  • They are also 148% more likely to have abandoned use of Snapchat and 209% more likely to have abandoned use of Instagram too.
  • They go to the movies less frequently than active Twitter users.
  • They aren’t as addicted to their digital devices as active Twitter users (but still higher than average).
  • They are 65% more likely to say they aren’t an organ donor yet but intend to become one soon.
  • When they “splurge” on themselves, they are 74% more likely to buy event tickets.
  • Like the active Twitter users, they are much more likely to say that TV shows are a passion.
  • They are over 33% more likely to be “second screening” while watching TV, but not necessarily posting about the show.
  • They are not as likely as active Twitter users to enjoy telling others about new brands or technology.

And here’s something that advertisers and Twitter’s sales team should care about, which are the brand affinities and sentiments of these lapsed users:
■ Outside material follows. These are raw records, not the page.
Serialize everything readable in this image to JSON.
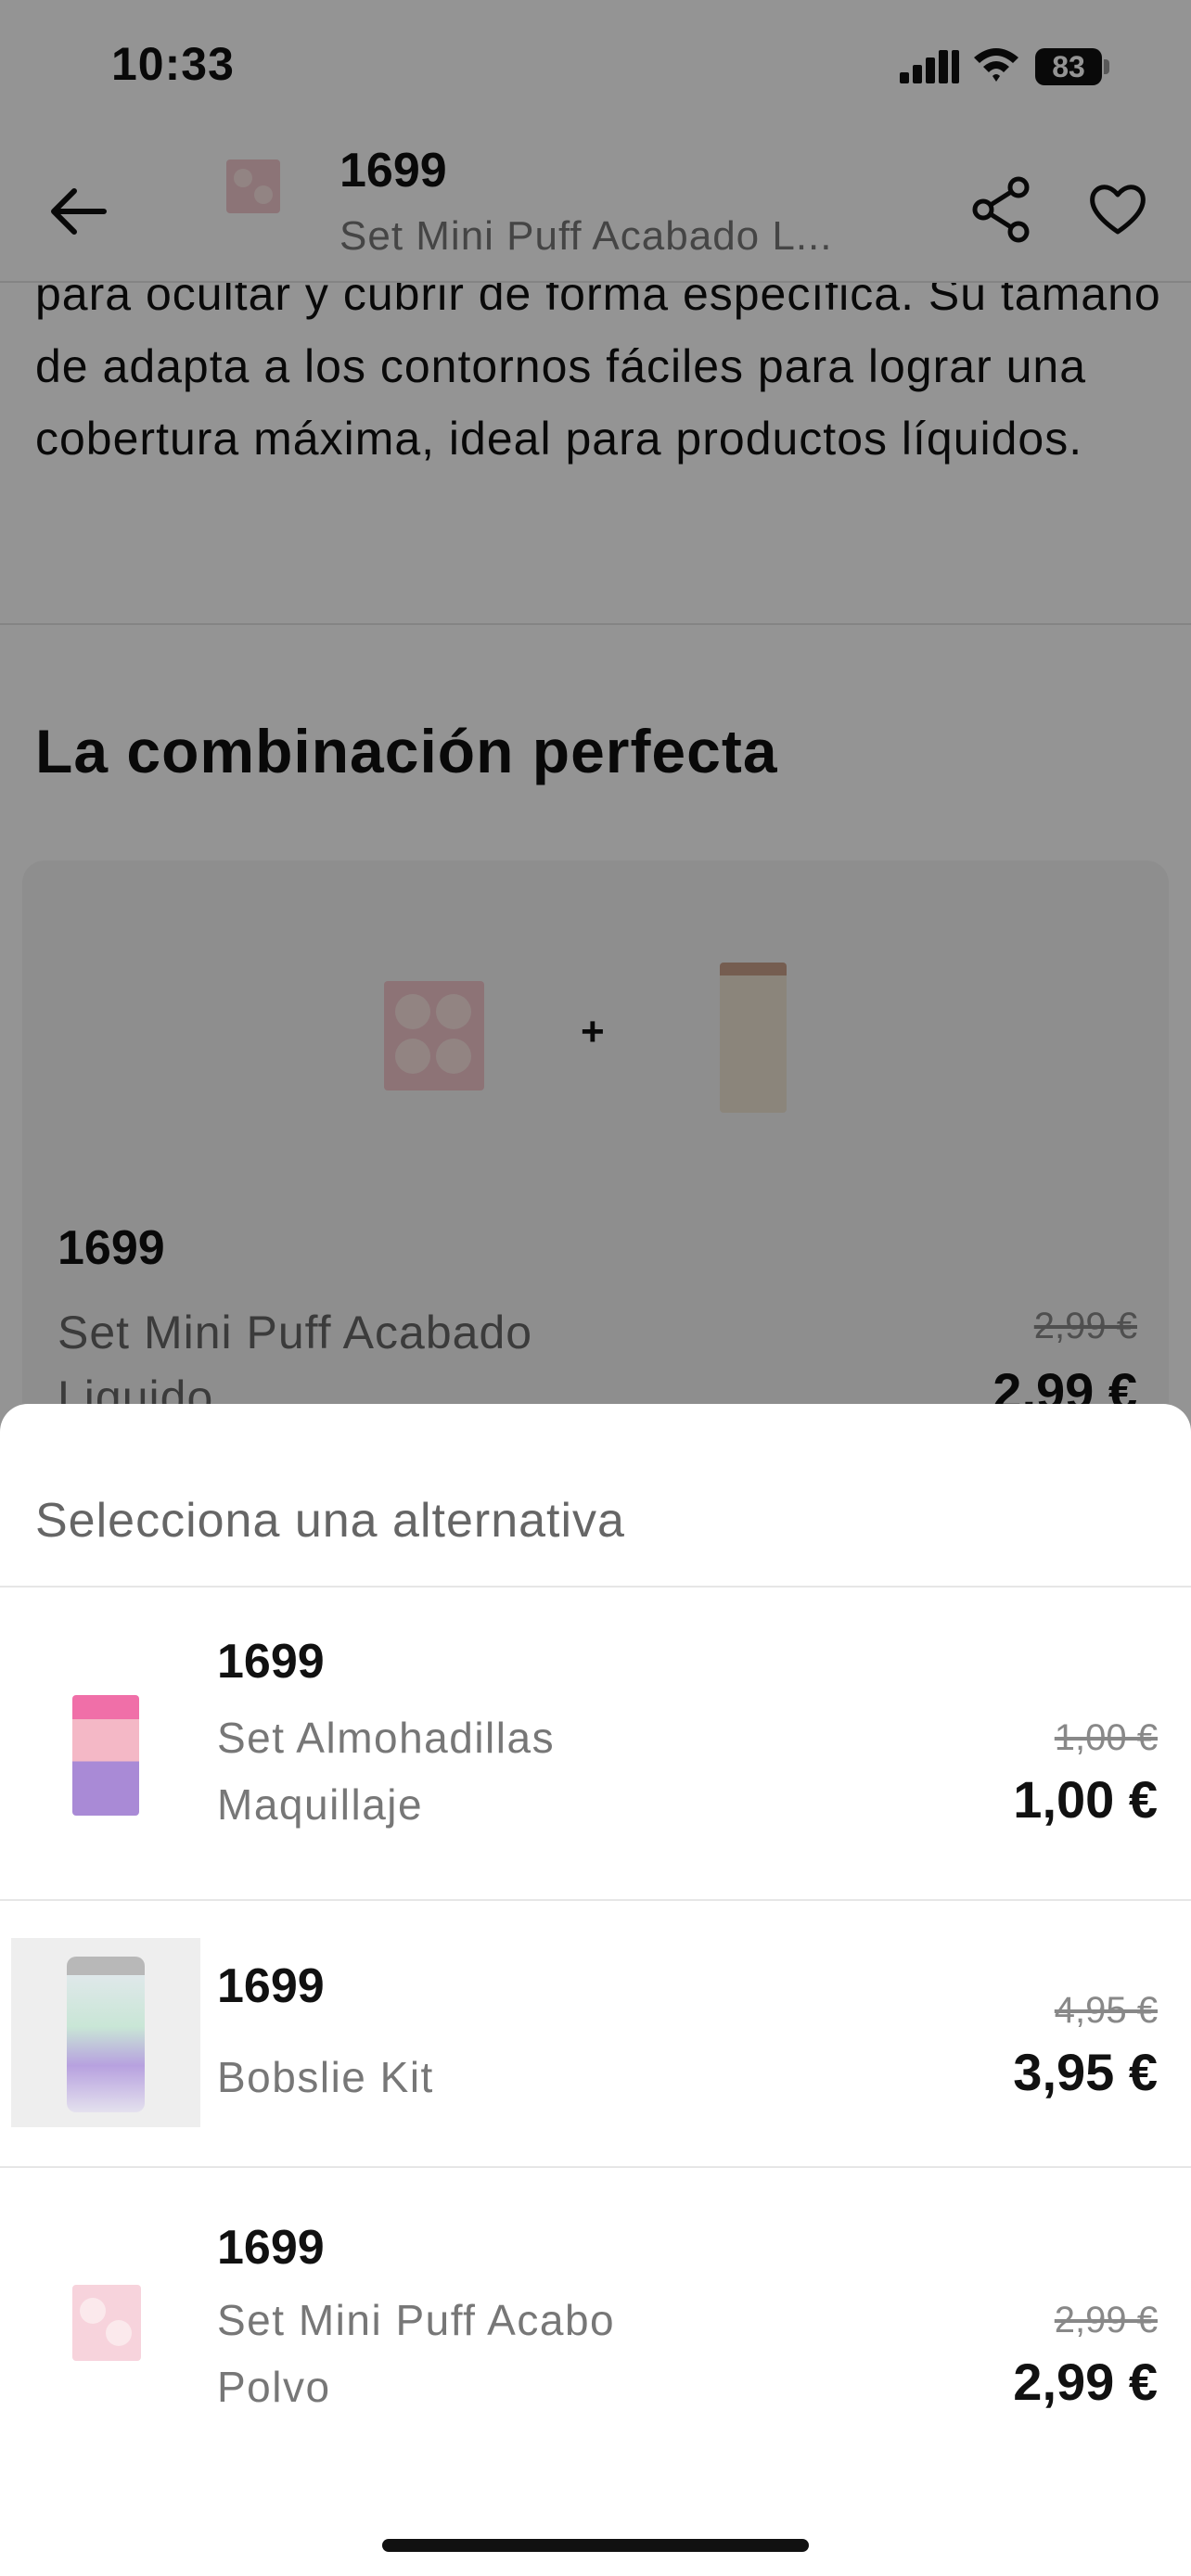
{
  "status_bar": {
    "time": "10:33",
    "battery": "83"
  },
  "header": {
    "code": "1699",
    "subtitle": "Set Mini Puff Acabado L..."
  },
  "description": "para ocultar y cubrir de forma específica. Su tamaño de adapta a los contornos fáciles para lograr una cobertura máxima, ideal para productos líquidos.",
  "combo": {
    "title": "La combinación perfecta",
    "plus": "+",
    "code": "1699",
    "name": "Set Mini Puff Acabado Liquido",
    "old_price": "2,99 €",
    "price": "2,99 €"
  },
  "sheet": {
    "title": "Selecciona una alternativa",
    "options": [
      {
        "code": "1699",
        "name": "Set Almohadillas Maquillaje",
        "old_price": "1,00 €",
        "price": "1,00 €"
      },
      {
        "code": "1699",
        "name": "Bobslie Kit",
        "old_price": "4,95 €",
        "price": "3,95 €"
      },
      {
        "code": "1699",
        "name": "Set Mini Puff Acabo Polvo",
        "old_price": "2,99 €",
        "price": "2,99 €"
      }
    ]
  }
}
  • When it comes to wireless carriers they are much more likely (+60% or higher) than average to use Boost Mobile or Metro PCS.
  • They are significantly more likely than average (+164%) and than active Twitter users to “love” Coach handbags and accessories.
  • They are 81% more likely than average to “love” shopping at Dollar Tree.
  • They like to eat at SONIC, but not at much as active Twitter users, and they are also more likely to say they don’t like to eat there.

We’ve got tons more in our platform, but that starts to give you a sense of overall the user group that might be drawn back through the Moments offering. They’re young, they’re dabblers, they’re device and content oriented (but not necessarily obsessed), and they like a combination of economic and aspirational brands.

We’ll be adding a poll today asking people what they think of Twitter’s Moments and tracking that, so stay tuned.